Myers and Kerr came prepared to offer him a fully guaranteed, three-year deal worth $45 million and reiterated that their latest offer still wasn’t indicative of what they believed to be his true worth. Their hands were just tied.

There was little hope for a resolution at this point. Iguodala wasn’t budging from his request to make at least $16 million per year. If the Warriors didn’t improve their offer, he was signing with the Rockets, sources said.

After an hour, both sides departed and a breakup appeared likely. Iguodala’s camp proceeded to discuss their options. The Warriors’ top reserve was inching closer to becoming a top reserve for the Rockets. But before Rosenthal was to call Los Angeles, Sacramento, San Antonio and Golden State to notify them of his client’s decision, sources said Iguodala elected to make his final, most defining move yet: calling Golden State one more time.

That of course ended with the Warriors stepping up with a three-year, fully guaranteed $48 million contract, which Iguodala signed.

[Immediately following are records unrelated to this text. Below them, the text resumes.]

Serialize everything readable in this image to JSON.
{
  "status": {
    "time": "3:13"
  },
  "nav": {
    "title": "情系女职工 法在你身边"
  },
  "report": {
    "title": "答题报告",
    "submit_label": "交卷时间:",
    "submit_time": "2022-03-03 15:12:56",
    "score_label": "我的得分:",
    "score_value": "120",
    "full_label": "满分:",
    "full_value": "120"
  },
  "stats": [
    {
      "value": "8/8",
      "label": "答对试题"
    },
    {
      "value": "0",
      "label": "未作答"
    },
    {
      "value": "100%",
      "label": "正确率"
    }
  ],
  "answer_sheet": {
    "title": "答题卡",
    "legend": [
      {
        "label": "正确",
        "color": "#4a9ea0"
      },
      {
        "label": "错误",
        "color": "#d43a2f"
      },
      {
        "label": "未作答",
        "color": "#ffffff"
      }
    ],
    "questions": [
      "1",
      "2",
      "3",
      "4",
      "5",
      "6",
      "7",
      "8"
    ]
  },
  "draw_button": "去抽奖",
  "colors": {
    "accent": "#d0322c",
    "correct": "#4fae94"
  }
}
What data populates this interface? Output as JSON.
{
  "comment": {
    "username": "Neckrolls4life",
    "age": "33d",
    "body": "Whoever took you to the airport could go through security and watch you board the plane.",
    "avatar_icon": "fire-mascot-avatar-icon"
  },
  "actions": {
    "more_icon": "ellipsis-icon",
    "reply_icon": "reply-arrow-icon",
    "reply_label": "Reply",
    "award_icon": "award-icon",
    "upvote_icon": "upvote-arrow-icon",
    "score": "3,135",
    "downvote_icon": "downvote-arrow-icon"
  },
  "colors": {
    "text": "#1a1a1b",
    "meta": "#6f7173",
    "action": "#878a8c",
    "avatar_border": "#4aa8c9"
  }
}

I recommend reading Haynes’ captivating look into Iguodala’s free agency in full. But keep this in mind: Iguodala won his negotiation with Golden State, and it’s in his best interest to continue a harmonious relationship with the organization. That means, if he were bluffing about leaving in order to secure a bigger offer from the Warriors, he’s incentivized not to show his cards now. He’s better off keeping up the story, making the Warriors believe they didn’t pay more than necessary to keep him.